CDMO AGC Bio has picked up a second site in Colorado, buying a cell and gene therapy facility in Longmont from Novartis.

Dan Stanton, Managing editor

July 2, 2021

2 Min Read
AGC Bio takes the Longmont jump, buying CO plant from Novartis
Image: iStock/Manakin

CDMO AGC Bio has picked up a second site in Colorado, buying a cell and gene therapy facility in Longmont from Novartis.

The 622,000 square-foot facility in Longmont – north of Denver, Colorado – will become part of AGC Biologics’ ever-growing manufacturing footprint, and will go hand-in-hand with its cell and gene therapy site in Milan, Italy, added through the €240 million ($284 million) acquisition of Molmed last year.

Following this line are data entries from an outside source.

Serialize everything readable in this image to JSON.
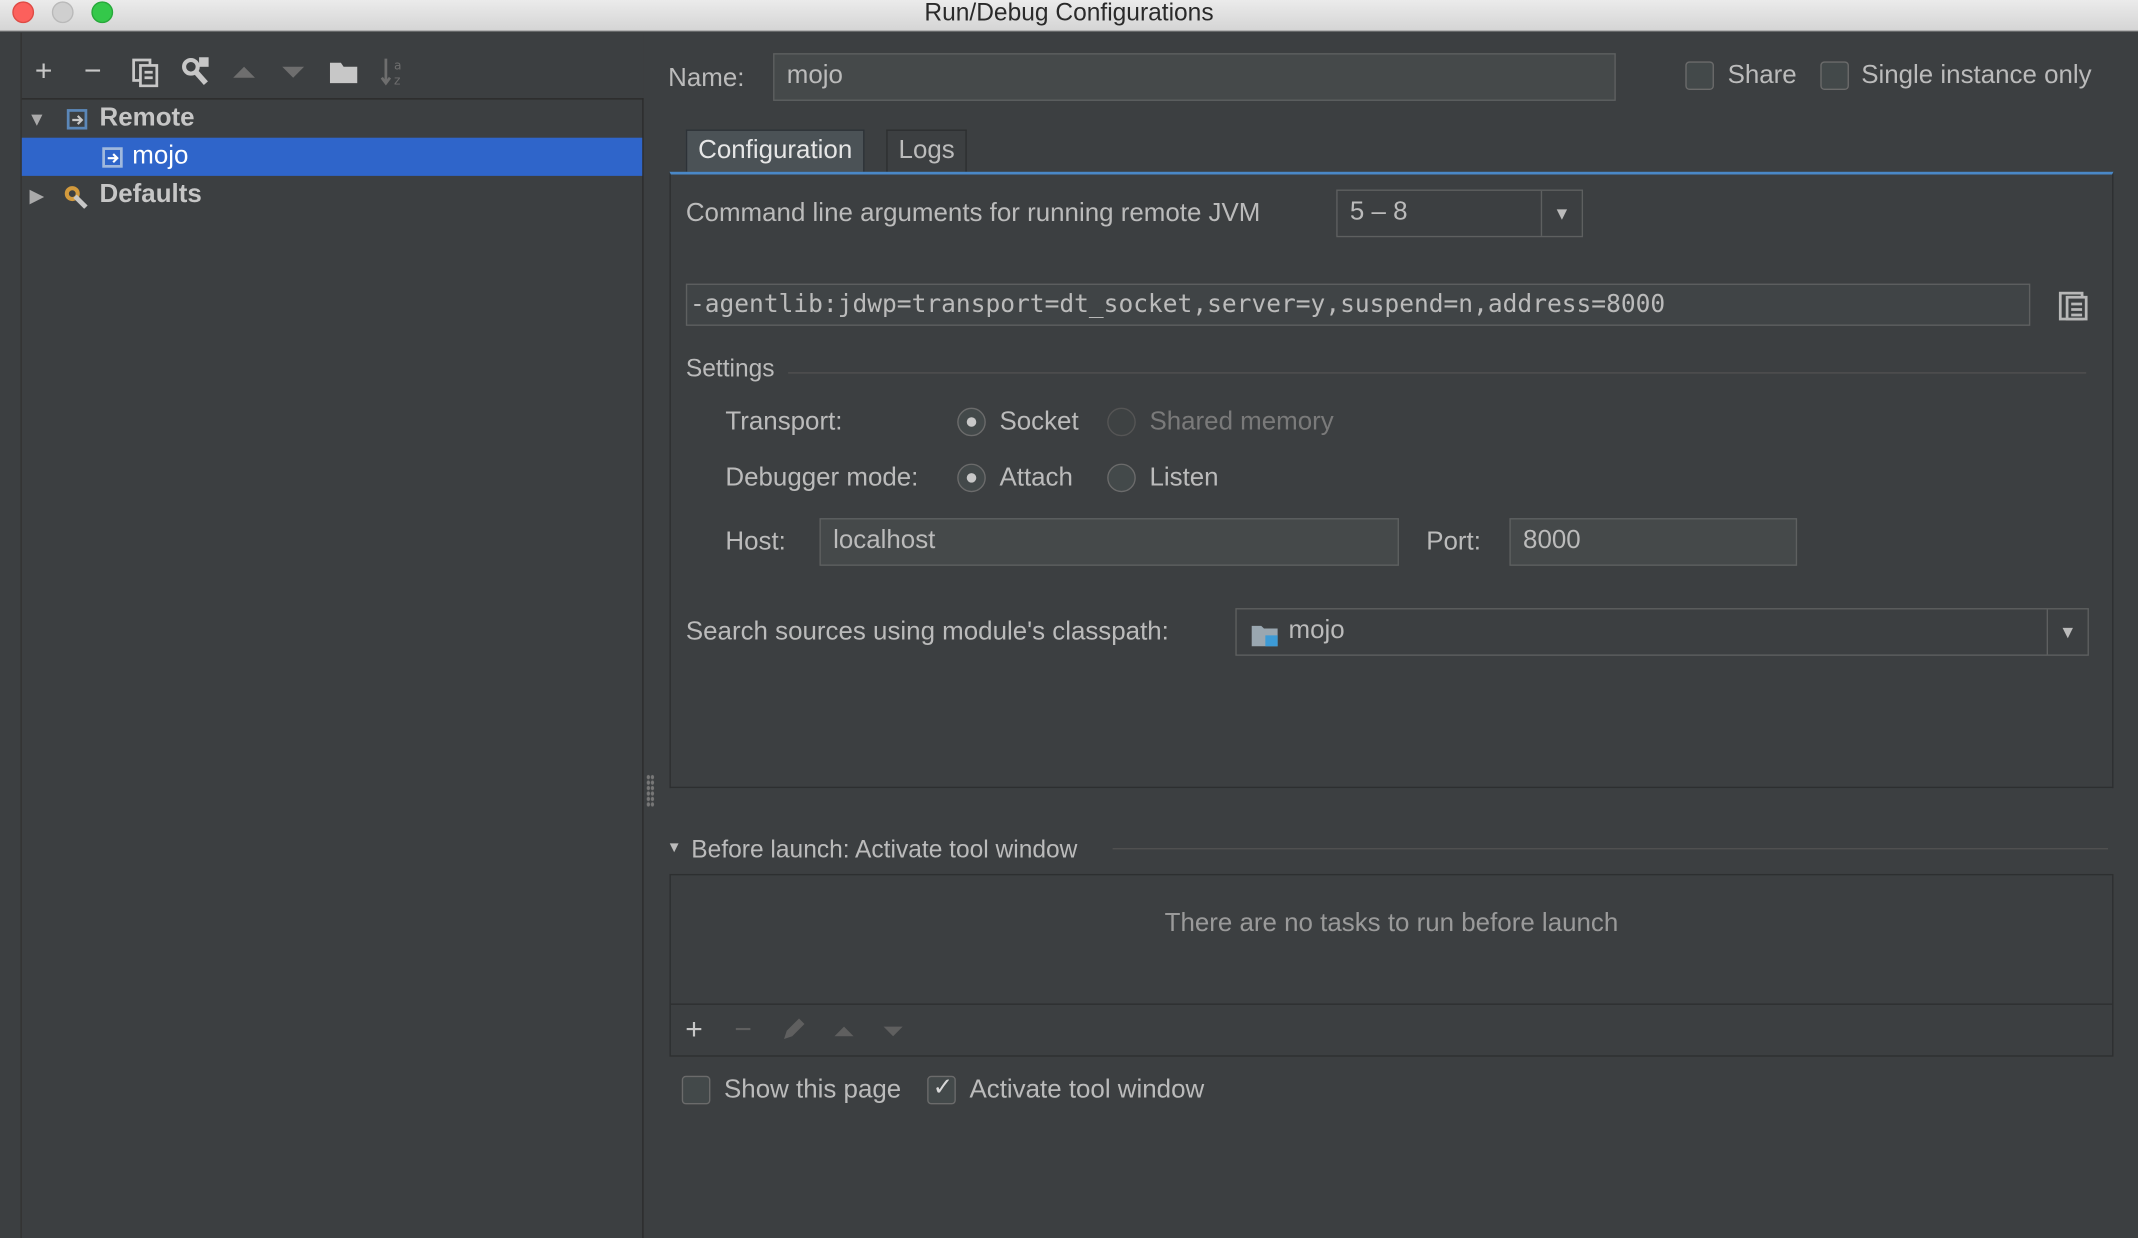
{
  "window": {
    "title": "Run/Debug Configurations"
  },
  "toolbar": {
    "icons": [
      "add-icon",
      "remove-icon",
      "copy-icon",
      "edit-defaults-icon",
      "move-up-icon",
      "move-down-icon",
      "folder-icon",
      "sort-icon"
    ]
  },
  "tree": {
    "remote_label": "Remote",
    "mojo_label": "mojo",
    "defaults_label": "Defaults"
  },
  "name_row": {
    "label": "Name:",
    "value": "mojo",
    "share_label": "Share",
    "share_checked": false,
    "single_label": "Single instance only",
    "single_checked": false
  },
  "tabs": [
    {
      "label": "Configuration",
      "active": true
    },
    {
      "label": "Logs",
      "active": false
    }
  ],
  "config": {
    "jvm_args_label": "Command line arguments for running remote JVM",
    "jvm_version": "5 – 8",
    "jvm_args_value": "-agentlib:jdwp=transport=dt_socket,server=y,suspend=n,address=8000",
    "settings_label": "Settings",
    "transport_label": "Transport:",
    "transport_socket": "Socket",
    "transport_shared": "Shared memory",
    "debugger_mode_label": "Debugger mode:",
    "mode_attach": "Attach",
    "mode_listen": "Listen",
    "host_label": "Host:",
    "host_value": "localhost",
    "port_label": "Port:",
    "port_value": "8000",
    "search_sources_label": "Search sources using module's classpath:",
    "module_value": "mojo"
  },
  "before_launch": {
    "title": "Before launch: Activate tool window",
    "empty_text": "There are no tasks to run before launch",
    "show_page_label": "Show this page",
    "show_page_checked": false,
    "activate_label": "Activate tool window",
    "activate_checked": true
  },
  "colors": {
    "selection": "#2f65ca",
    "tab_underline": "#4a88c7",
    "background": "#3c3f41"
  }
}
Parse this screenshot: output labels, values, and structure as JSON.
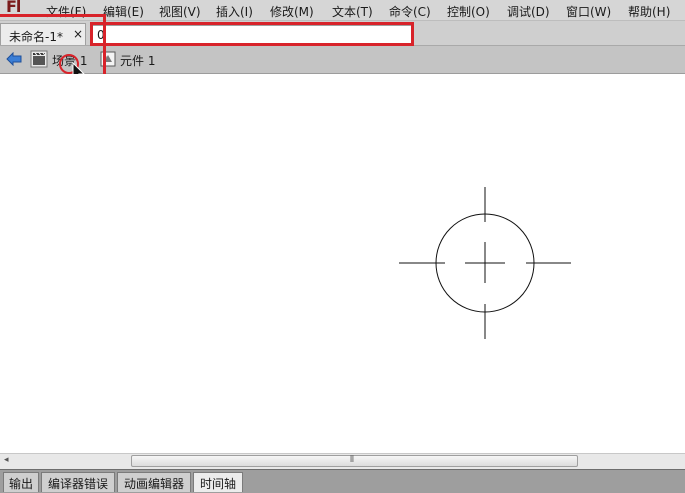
{
  "app": {
    "logo": "Fl"
  },
  "menubar": {
    "items": [
      {
        "label": "文件(F)"
      },
      {
        "label": "编辑(E)"
      },
      {
        "label": "视图(V)"
      },
      {
        "label": "插入(I)"
      },
      {
        "label": "修改(M)"
      },
      {
        "label": "文本(T)"
      },
      {
        "label": "命令(C)"
      },
      {
        "label": "控制(O)"
      },
      {
        "label": "调试(D)"
      },
      {
        "label": "窗口(W)"
      },
      {
        "label": "帮助(H)"
      }
    ]
  },
  "document_tabs": [
    {
      "label": "未命名-1*",
      "close": "×",
      "active": true
    },
    {
      "label": "0",
      "active": false
    }
  ],
  "editbar": {
    "back_icon": "arrow-left-icon",
    "scene": {
      "icon": "clapperboard-icon",
      "label": "场景 1"
    },
    "symbol": {
      "icon": "graphic-symbol-icon",
      "label": "元件 1"
    }
  },
  "annotation": {
    "color": "#d8232a"
  },
  "scrollbar": {
    "left_arrow": "◂",
    "grip": "⦀"
  },
  "panel_tabs": [
    {
      "label": "输出",
      "active": false
    },
    {
      "label": "编译器错误",
      "active": false
    },
    {
      "label": "动画编辑器",
      "active": false
    },
    {
      "label": "时间轴",
      "active": true
    }
  ]
}
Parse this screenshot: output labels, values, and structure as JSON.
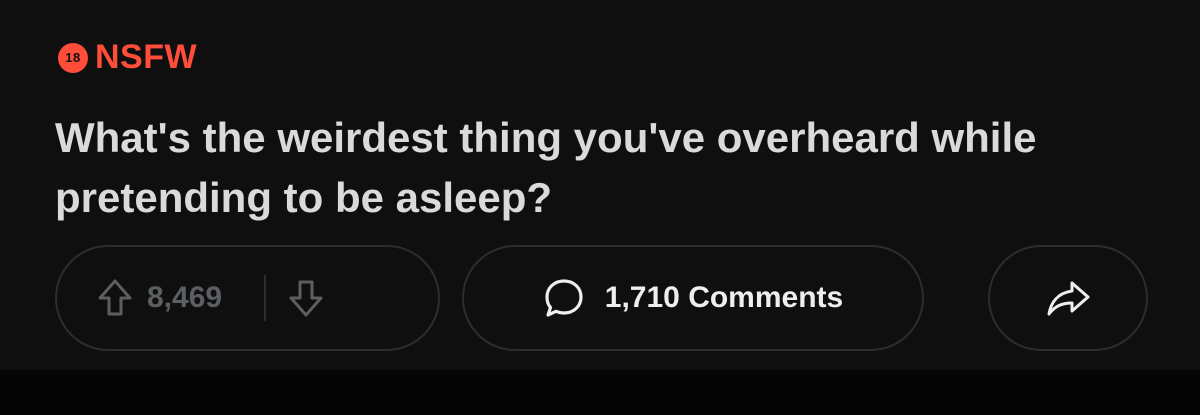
{
  "post": {
    "tag": {
      "badge": "18",
      "label": "NSFW",
      "color": "#ff4d3a"
    },
    "title": "What's the weirdest thing you've overheard while pretending to be asleep?"
  },
  "actions": {
    "vote_count": "8,469",
    "comments_label": "1,710 Comments",
    "icons": {
      "upvote": "arrow-up-icon",
      "downvote": "arrow-down-icon",
      "comment": "speech-bubble-icon",
      "share": "share-arrow-icon"
    }
  }
}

“The Longmont facility fits perfectly into AGC’s long-term growth and expansion plans,” says AGC Bio’s CEO, Patricio Massera. “This move is driven by our dedication to satisfy the needs of our current and future customers.”


Image: iStock/Manakin

Financial details have not been divulged but AGC has said it hopes to hire a significant percentage of the 400 Novartis staff at the site.

The Longmont story

The Longmont plant has seen a rapid turnover of owners over the past few years.

Amgen once used the plant to produce drug substance for its blockbuster biologics Epogen (Epoetin) alfa and Aranesp (darbepoetin alfa).

But in October 2016, AstraZeneca acquired the plant for an undisclosed fee, with plans to use the site – together with the nearby LakeCentre facility in Boulder, also bought from Amgen, albeit two years prior – to support its biomanufacturing ambitions.

However, an operational restructure in 2019 saw AstraZeneca offload both Colorado sites in efforts to consolidate its biomanufacturing operations at its Frederick, Maryland site.

The Boulder plant was picked up by AGC Biologics for around $100 million in June 2020, while Novartis bought the Longmont plant to support its then lead candidate Zolgensma (onasemnogene abeparvovec-xioi1), added to its pipeline through the acquisition of AveXis.

But in March this year, Novartis unexpectedly announced plans to shutter the plant before production had even begun, citing changing gene therapy capacity needs.

About the Author(s)

Dan Stanton

Managing editor

Journalist covering the international biopharmaceutical manufacturing and processing industries.

Founder and editor of Bioprocess Insider, a daily news offshoot of publication Bioprocess International, with expertise in the pharmaceutical and healthcare sectors, in particular, the following niches: CROs, CDMOs, M&A, IPOs, biotech, bioprocessing methods and equipment, drug delivery, regulatory affairs and business development.

From London, UK originally but currently based in Montpellier, France through a round-a-bout adventure that has seen me live and work in Leeds (UK), London, New Zealand, and China.

You May Also Like